A new £15 million fund has been launched in Scotland to tackle the impact of social isolation, loneliness and the mental health inequalities made worse by the pandemic.

The Communities Mental Health and Wellbeing Fund aims to support adult community-based initiatives across Scotland.

Grass roots community groups and organisations will be able to benefit from the funds to deliver activities and programmes to people to re-connect and revitalise communities and build on examples of good practice which have emerged throughout the pandemic.


Jeremy Bacon, our Third Sector Lead, said: “This is a welcome announcement from the Scottish government that recognises the importance of third sector community organisations in addressing inequalities and barriers that people face in accessing psychological support.

“More than a year on from the beginning of the Covid-19 pandemic, we’ve seen inequalities in all nations of the UK highlighted as never before.

Evidence has emerged on the disproportionate impact of Covid-19 on Black and Minority Ethnic communities, people with disabilities, older people, people from the LGBTQ+ community and for people from other marginalised community backgrounds.

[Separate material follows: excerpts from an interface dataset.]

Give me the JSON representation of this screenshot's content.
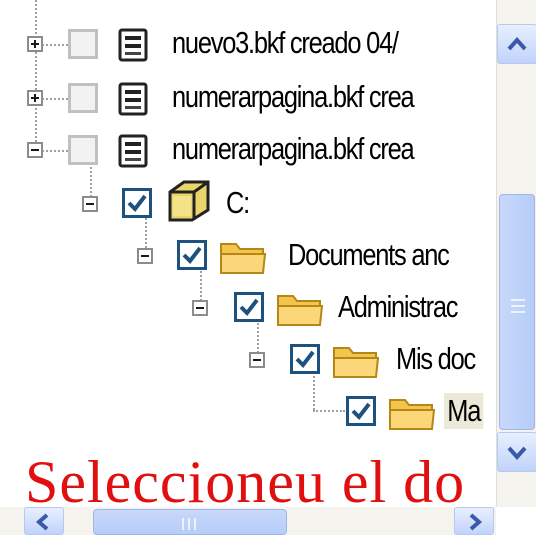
{
  "tree": {
    "items": [
      {
        "label": "nuevo3.bkf creado 04/",
        "expander": "plus",
        "checked": false,
        "icon": "backup-file-icon"
      },
      {
        "label": "numerarpagina.bkf crea",
        "expander": "plus",
        "checked": false,
        "icon": "backup-file-icon"
      },
      {
        "label": "numerarpagina.bkf crea",
        "expander": "minus",
        "checked": false,
        "icon": "backup-file-icon"
      },
      {
        "label": "C:",
        "expander": "minus",
        "checked": true,
        "icon": "drive-folder-icon"
      },
      {
        "label": "Documents anc",
        "expander": "minus",
        "checked": true,
        "icon": "folder-icon"
      },
      {
        "label": "Administrac",
        "expander": "minus",
        "checked": true,
        "icon": "folder-icon"
      },
      {
        "label": "Mis doc",
        "expander": "minus",
        "checked": true,
        "icon": "folder-icon"
      },
      {
        "label": "Ma",
        "expander": "none",
        "checked": true,
        "icon": "folder-icon",
        "selected": true
      }
    ]
  },
  "overlay_text": "Seleccioneu el do",
  "colors": {
    "overlay": "#e01010",
    "check": "#1c5180",
    "folder": "#f3c44e"
  }
}
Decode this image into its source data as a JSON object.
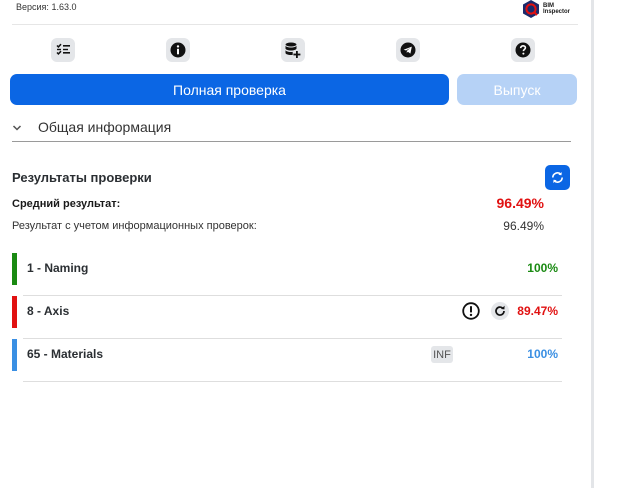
{
  "header": {
    "version_label": "Версия:",
    "version_value": "1.63.0",
    "logo_text_line1": "BIM",
    "logo_text_line2": "Inspector"
  },
  "toolbar": {
    "icons": [
      "checklist-icon",
      "info-icon",
      "database-add-icon",
      "telegram-icon",
      "help-icon"
    ]
  },
  "actions": {
    "full_check_label": "Полная проверка",
    "release_label": "Выпуск"
  },
  "accordion": {
    "label": "Общая информация"
  },
  "results": {
    "title": "Результаты проверки",
    "average_label": "Средний результат:",
    "average_value": "96.49%",
    "with_info_label": "Результат с учетом информационных проверок:",
    "with_info_value": "96.49%"
  },
  "checks": [
    {
      "name": "1 - Naming",
      "percent": "100%",
      "color": "#1a8a12"
    },
    {
      "name": "8 - Axis",
      "percent": "89.47%",
      "color": "#e11111"
    },
    {
      "name": "65 - Materials",
      "percent": "100%",
      "color": "#3a8fe3",
      "badge": "INF"
    }
  ],
  "colors": {
    "primary": "#0b66e4",
    "primary_disabled": "#b6d2f6",
    "danger": "#e11111",
    "success": "#1a8a12",
    "info": "#3a8fe3"
  }
}
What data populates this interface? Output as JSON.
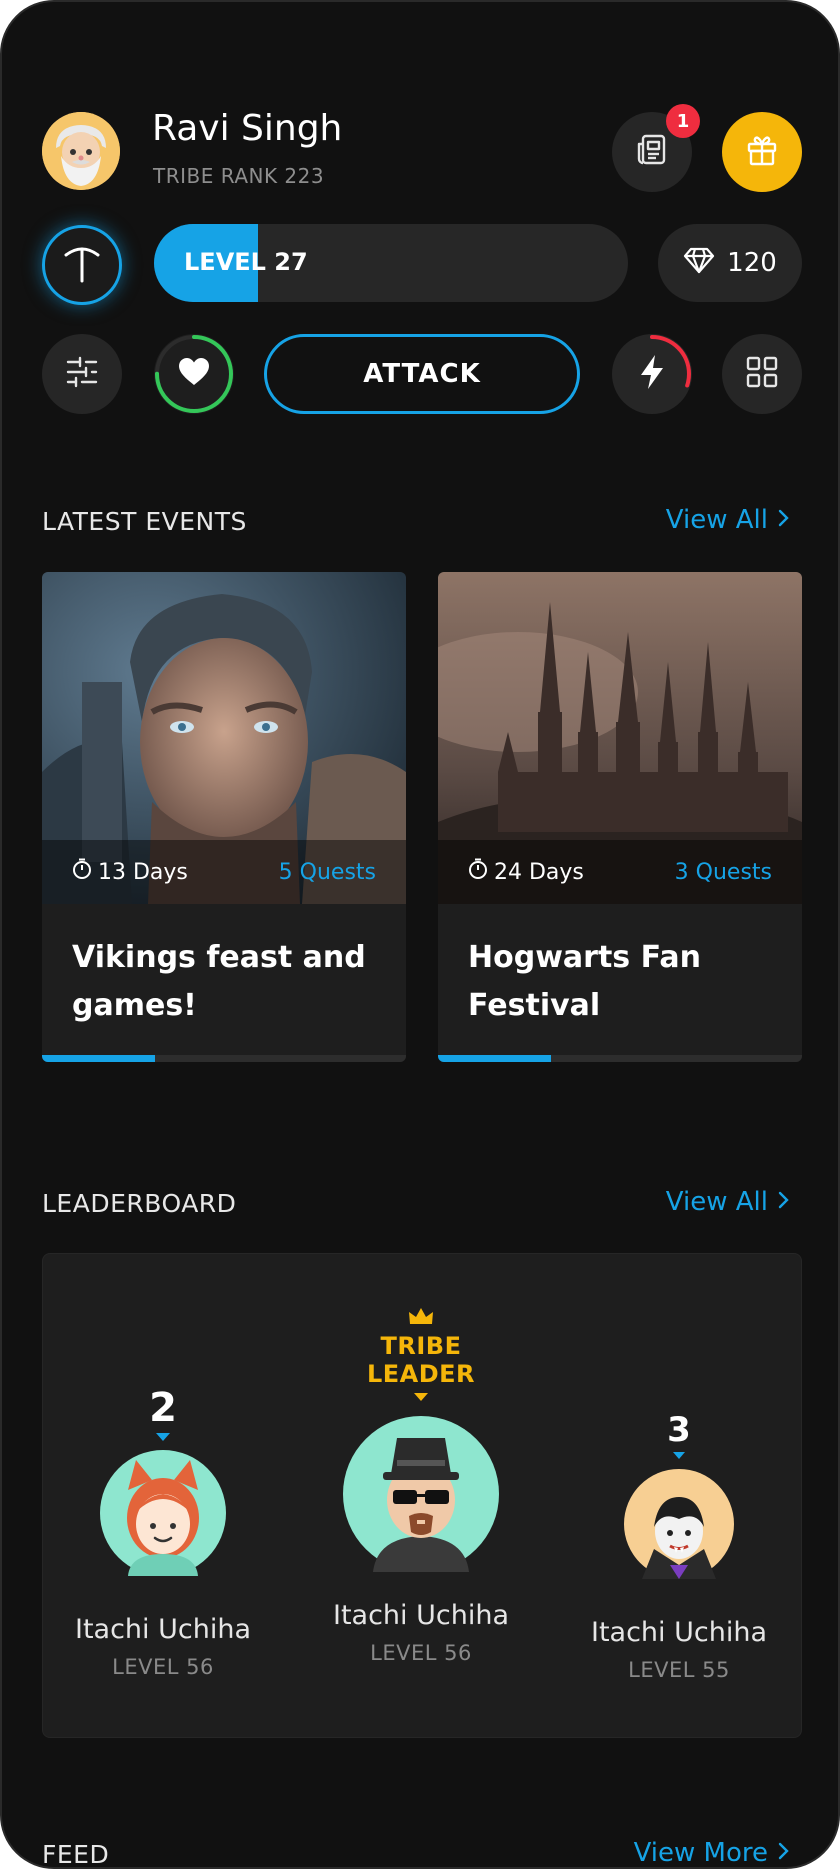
{
  "profile": {
    "name": "Ravi Singh",
    "rank": "TRIBE RANK 223",
    "notifications": "1"
  },
  "stats": {
    "level_label": "LEVEL 27",
    "level_progress": 0.22,
    "gems": "120"
  },
  "actions": {
    "attack_label": "ATTACK",
    "health_level": 0.75,
    "energy_level": 0.3
  },
  "events_section": {
    "title": "LATEST EVENTS",
    "view_label": "View All",
    "items": [
      {
        "days": "13 Days",
        "quests": "5 Quests",
        "title": "Vikings feast and games!",
        "progress": 0.31
      },
      {
        "days": "24 Days",
        "quests": "3 Quests",
        "title": "Hogwarts Fan Festival",
        "progress": 0.31
      }
    ]
  },
  "leaderboard": {
    "title": "LEADERBOARD",
    "view_label": "View All",
    "leader_label_line1": "TRIBE",
    "leader_label_line2": "LEADER",
    "players": [
      {
        "rank": "2",
        "name": "Itachi Uchiha",
        "level": "LEVEL 56"
      },
      {
        "rank": "1",
        "name": "Itachi Uchiha",
        "level": "LEVEL 56"
      },
      {
        "rank": "3",
        "name": "Itachi Uchiha",
        "level": "LEVEL 55"
      }
    ]
  },
  "feed": {
    "title": "FEED",
    "view_label": "View More"
  },
  "colors": {
    "accent": "#16a3e6",
    "gold": "#f5b60a",
    "background": "#111111",
    "card": "#1e1e1e",
    "badge": "#ef2d3f",
    "health": "#34c759",
    "energy": "#ef2d3f"
  }
}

Long-standing and enduring inequalities in health have been brought out of the shadows by the pandemic.

“There is an urgent need to fund services that have reach into communities, including those delivered by trained and qualified counselling professionals.

In our own work engaging with third sector organisations, we’ve heard how lack of funding limits the reach of life-changing therapy.


“This, and future funding, is essential in supporting Scotland to recover from the impact of the pandemic and to begin to tackle deep-rooted health inequalities.”

Launching the fund, Kevin Stewart, Scotland’s mental wellbeing minister, said: “This funding reflects the importance we place on promoting good mental health and early intervention for those in distress and will help develop a culture of mental wellbeing and prevention within local communities.

“It’s vital now, more than ever as we start to reopen society, that we support the mental health and wellbeing of individuals. I’m very keen that this benefits communities across all of Scotland."